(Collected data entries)
▼

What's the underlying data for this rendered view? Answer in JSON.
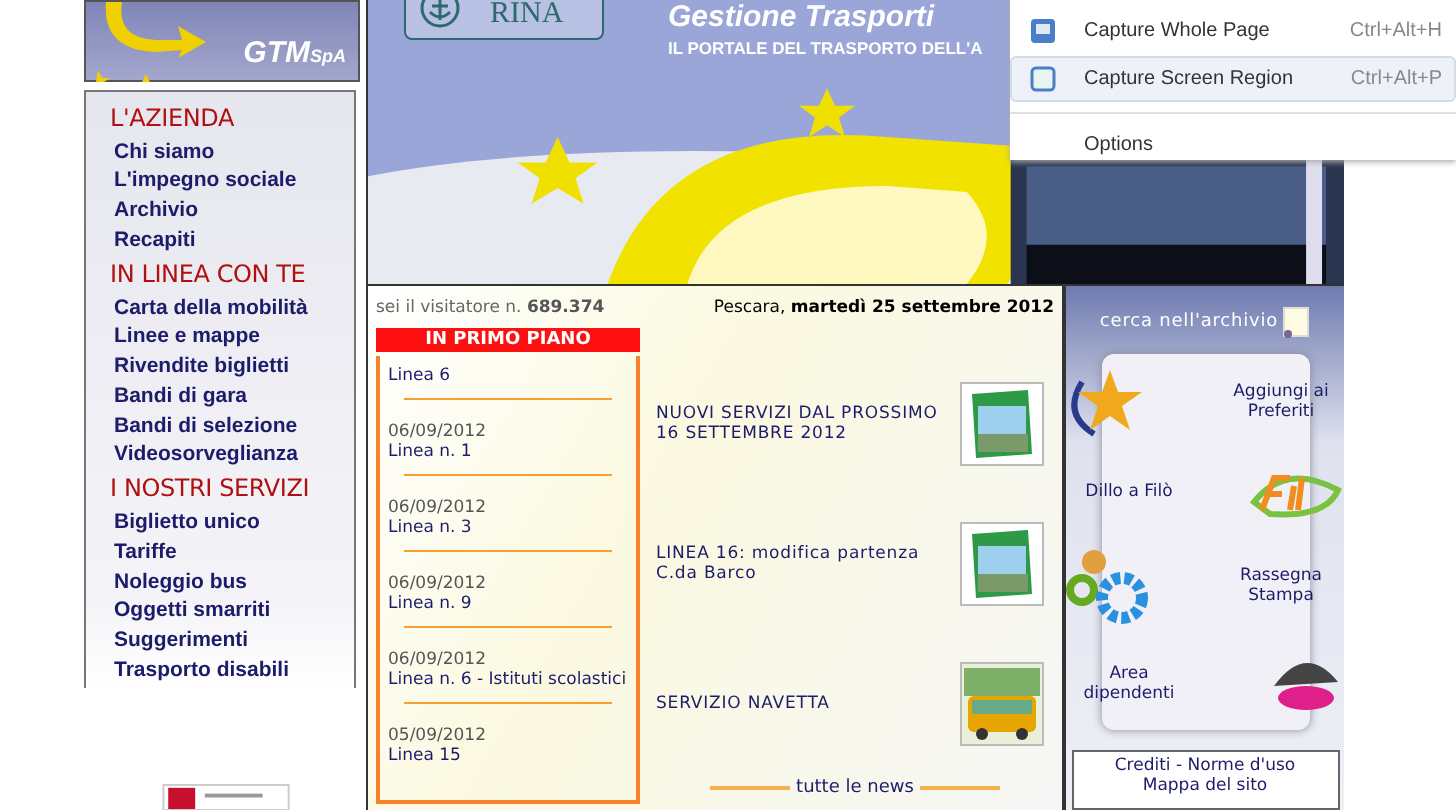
{
  "logo": {
    "brand": "GTM",
    "suffix": "SpA"
  },
  "banner": {
    "certification": "RINA",
    "title": "Gestione Trasporti",
    "subtitle": "IL PORTALE DEL TRASPORTO DELL'A"
  },
  "nav": [
    {
      "heading": "L'AZIENDA",
      "items": [
        "Chi siamo",
        "L'impegno sociale",
        "Archivio",
        "Recapiti"
      ]
    },
    {
      "heading": "IN LINEA CON TE",
      "items": [
        "Carta della mobilità",
        "Linee e mappe",
        "Rivendite biglietti",
        "Bandi di gara",
        "Bandi di selezione",
        "Videosorveglianza"
      ]
    },
    {
      "heading": "I NOSTRI SERVIZI",
      "items": [
        "Biglietto unico",
        "Tariffe",
        "Noleggio bus",
        "Oggetti smarriti",
        "Suggerimenti",
        "Trasporto disabili"
      ]
    }
  ],
  "visitor_counter": {
    "label": "sei il visitatore n.",
    "value": "689.374"
  },
  "date": {
    "place": "Pescara,",
    "day": "martedì 25 settembre 2012"
  },
  "featured": {
    "title": "IN PRIMO PIANO",
    "items": [
      {
        "title": "Linea 6"
      },
      {
        "date": "06/09/2012",
        "title": "Linea n. 1"
      },
      {
        "date": "06/09/2012",
        "title": "Linea n. 3"
      },
      {
        "date": "06/09/2012",
        "title": "Linea n. 9"
      },
      {
        "date": "06/09/2012",
        "title": "Linea n. 6 - Istituti scolastici"
      },
      {
        "date": "05/09/2012",
        "title": "Linea 15"
      }
    ]
  },
  "news": [
    {
      "title": "NUOVI SERVIZI DAL PROSSIMO 16 SETTEMBRE 2012",
      "kind": "brochure"
    },
    {
      "title": "LINEA 16: modifica partenza C.da Barco",
      "kind": "brochure"
    },
    {
      "title": "SERVIZIO NAVETTA",
      "kind": "bus"
    }
  ],
  "all_news": "tutte le news",
  "side": {
    "search": "cerca nell'archivio",
    "links": [
      {
        "label": "Aggiungi ai Preferiti",
        "kind": "star"
      },
      {
        "label": "Dillo a Filò",
        "kind": "mascot"
      },
      {
        "label": "Rassegna Stampa",
        "kind": "gears"
      },
      {
        "label": "Area dipendenti",
        "kind": "shell"
      }
    ],
    "footer": [
      "Crediti - Norme d'uso",
      "Mappa del sito"
    ]
  },
  "context_menu": [
    {
      "label": "Capture Whole Page",
      "shortcut": "Ctrl+Alt+H",
      "kind": "page",
      "selected": false
    },
    {
      "label": "Capture Screen Region",
      "shortcut": "Ctrl+Alt+P",
      "kind": "region",
      "selected": true
    },
    {
      "label": "Options",
      "kind": "plain",
      "selected": false
    }
  ]
}
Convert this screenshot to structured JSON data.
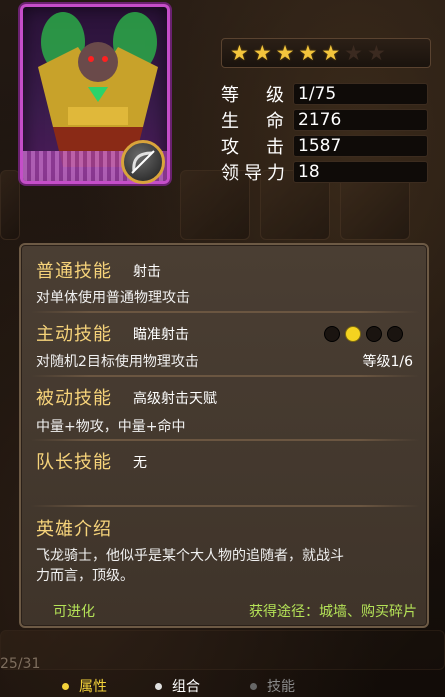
{
  "hero": {
    "stars_filled": 5,
    "stars_total": 7
  },
  "stats": {
    "level_label": "等　级",
    "level": "1/75",
    "hp_label": "生　命",
    "hp": "2176",
    "atk_label": "攻　击",
    "atk": "1587",
    "lead_label": "领导力",
    "lead": "18"
  },
  "skills": {
    "normal": {
      "title": "普通技能",
      "name": "射击",
      "desc": "对单体使用普通物理攻击"
    },
    "active": {
      "title": "主动技能",
      "name": "瞄准射击",
      "desc": "对随机2目标使用物理攻击",
      "level": "等级1/6"
    },
    "passive": {
      "title": "被动技能",
      "name": "高级射击天赋",
      "desc": "中量+物攻，中量+命中"
    },
    "leader": {
      "title": "队长技能",
      "name": "无"
    }
  },
  "intro": {
    "title": "英雄介绍",
    "line1": "飞龙骑士，他似乎是某个大人物的追随者，就战斗",
    "line2": "力而言，顶级。"
  },
  "footer": {
    "evolve": "可进化",
    "obtain": "获得途径：城墙、购买碎片",
    "page_count": "25/31"
  },
  "tabs": [
    {
      "label": "属性",
      "color": "#f3d23a"
    },
    {
      "label": "组合",
      "color": "#ffffff"
    },
    {
      "label": "技能",
      "color": "#888888"
    }
  ]
}
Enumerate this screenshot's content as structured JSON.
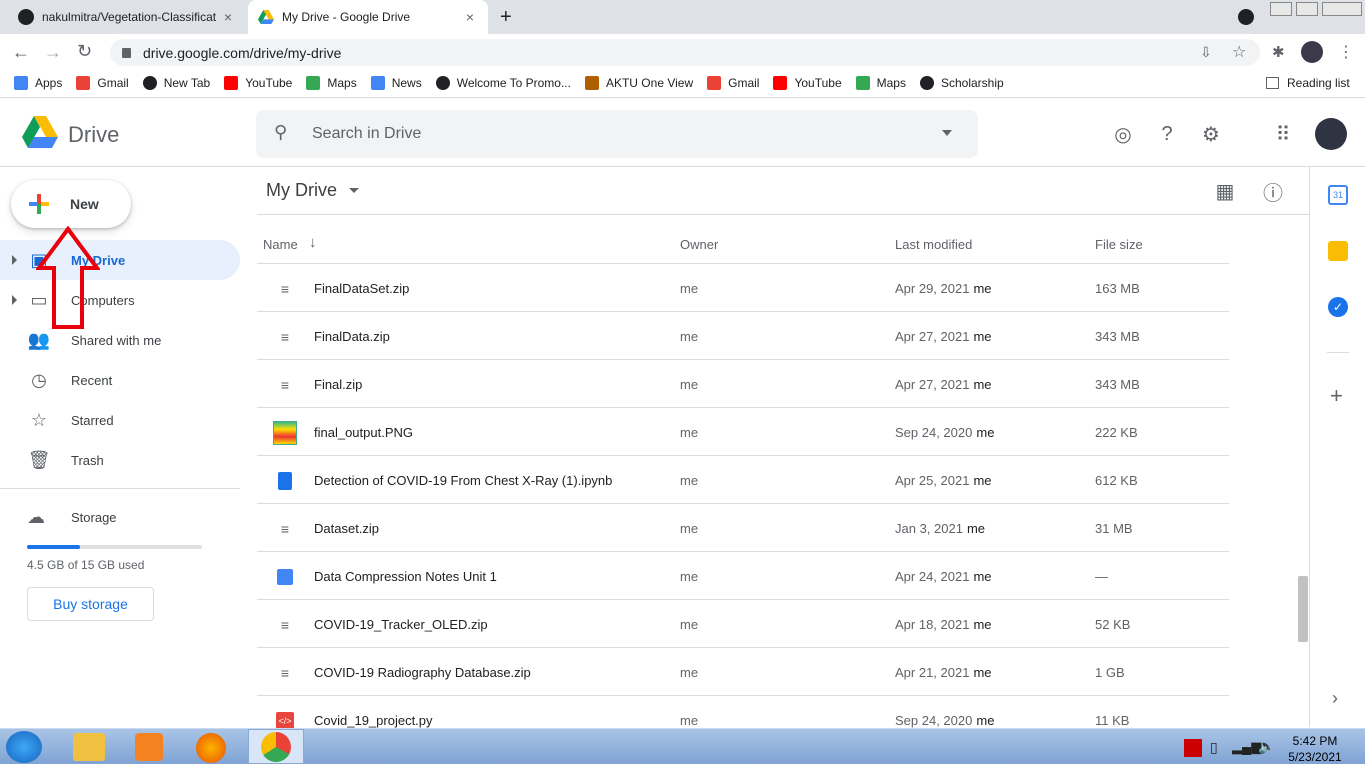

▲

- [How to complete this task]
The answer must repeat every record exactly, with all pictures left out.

- [Expected output]
What's the underlying data for this rendered view? Answer in JSON.
{
  "logo": {
    "brand": "GTM",
    "suffix": "SpA"
  },
  "banner": {
    "certification": "RINA",
    "title": "Gestione Trasporti",
    "subtitle": "IL PORTALE DEL TRASPORTO DELL'A"
  },
  "nav": [
    {
      "heading": "L'AZIENDA",
      "items": [
        "Chi siamo",
        "L'impegno sociale",
        "Archivio",
        "Recapiti"
      ]
    },
    {
      "heading": "IN LINEA CON TE",
      "items": [
        "Carta della mobilità",
        "Linee e mappe",
        "Rivendite biglietti",
        "Bandi di gara",
        "Bandi di selezione",
        "Videosorveglianza"
      ]
    },
    {
      "heading": "I NOSTRI SERVIZI",
      "items": [
        "Biglietto unico",
        "Tariffe",
        "Noleggio bus",
        "Oggetti smarriti",
        "Suggerimenti",
        "Trasporto disabili"
      ]
    }
  ],
  "visitor_counter": {
    "label": "sei il visitatore n.",
    "value": "689.374"
  },
  "date": {
    "place": "Pescara,",
    "day": "martedì 25 settembre 2012"
  },
  "featured": {
    "title": "IN PRIMO PIANO",
    "items": [
      {
        "title": "Linea 6"
      },
      {
        "date": "06/09/2012",
        "title": "Linea n. 1"
      },
      {
        "date": "06/09/2012",
        "title": "Linea n. 3"
      },
      {
        "date": "06/09/2012",
        "title": "Linea n. 9"
      },
      {
        "date": "06/09/2012",
        "title": "Linea n. 6 - Istituti scolastici"
      },
      {
        "date": "05/09/2012",
        "title": "Linea 15"
      }
    ]
  },
  "news": [
    {
      "title": "NUOVI SERVIZI DAL PROSSIMO 16 SETTEMBRE 2012",
      "kind": "brochure"
    },
    {
      "title": "LINEA 16: modifica partenza C.da Barco",
      "kind": "brochure"
    },
    {
      "title": "SERVIZIO NAVETTA",
      "kind": "bus"
    }
  ],
  "all_news": "tutte le news",
  "side": {
    "search": "cerca nell'archivio",
    "links": [
      {
        "label": "Aggiungi ai Preferiti",
        "kind": "star"
      },
      {
        "label": "Dillo a Filò",
        "kind": "mascot"
      },
      {
        "label": "Rassegna Stampa",
        "kind": "gears"
      },
      {
        "label": "Area dipendenti",
        "kind": "shell"
      }
    ],
    "footer": [
      "Crediti - Norme d'uso",
      "Mappa del sito"
    ]
  },
  "context_menu": [
    {
      "label": "Capture Whole Page",
      "shortcut": "Ctrl+Alt+H",
      "kind": "page",
      "selected": false
    },
    {
      "label": "Capture Screen Region",
      "shortcut": "Ctrl+Alt+P",
      "kind": "region",
      "selected": true
    },
    {
      "label": "Options",
      "kind": "plain",
      "selected": false
    }
  ]
}
Convert this screenshot to structured JSON data.
{
  "hero": {
    "stars_filled": 5,
    "stars_total": 7
  },
  "stats": {
    "level_label": "等　级",
    "level": "1/75",
    "hp_label": "生　命",
    "hp": "2176",
    "atk_label": "攻　击",
    "atk": "1587",
    "lead_label": "领导力",
    "lead": "18"
  },
  "skills": {
    "normal": {
      "title": "普通技能",
      "name": "射击",
      "desc": "对单体使用普通物理攻击"
    },
    "active": {
      "title": "主动技能",
      "name": "瞄准射击",
      "desc": "对随机2目标使用物理攻击",
      "level": "等级1/6"
    },
    "passive": {
      "title": "被动技能",
      "name": "高级射击天赋",
      "desc": "中量+物攻，中量+命中"
    },
    "leader": {
      "title": "队长技能",
      "name": "无"
    }
  },
  "intro": {
    "title": "英雄介绍",
    "line1": "飞龙骑士，他似乎是某个大人物的追随者，就战斗",
    "line2": "力而言，顶级。"
  },
  "footer": {
    "evolve": "可进化",
    "obtain": "获得途径：城墙、购买碎片",
    "page_count": "25/31"
  },
  "tabs": [
    {
      "label": "属性",
      "color": "#f3d23a"
    },
    {
      "label": "组合",
      "color": "#ffffff"
    },
    {
      "label": "技能",
      "color": "#888888"
    }
  ]
}
Enumerate this screenshot's content as structured JSON.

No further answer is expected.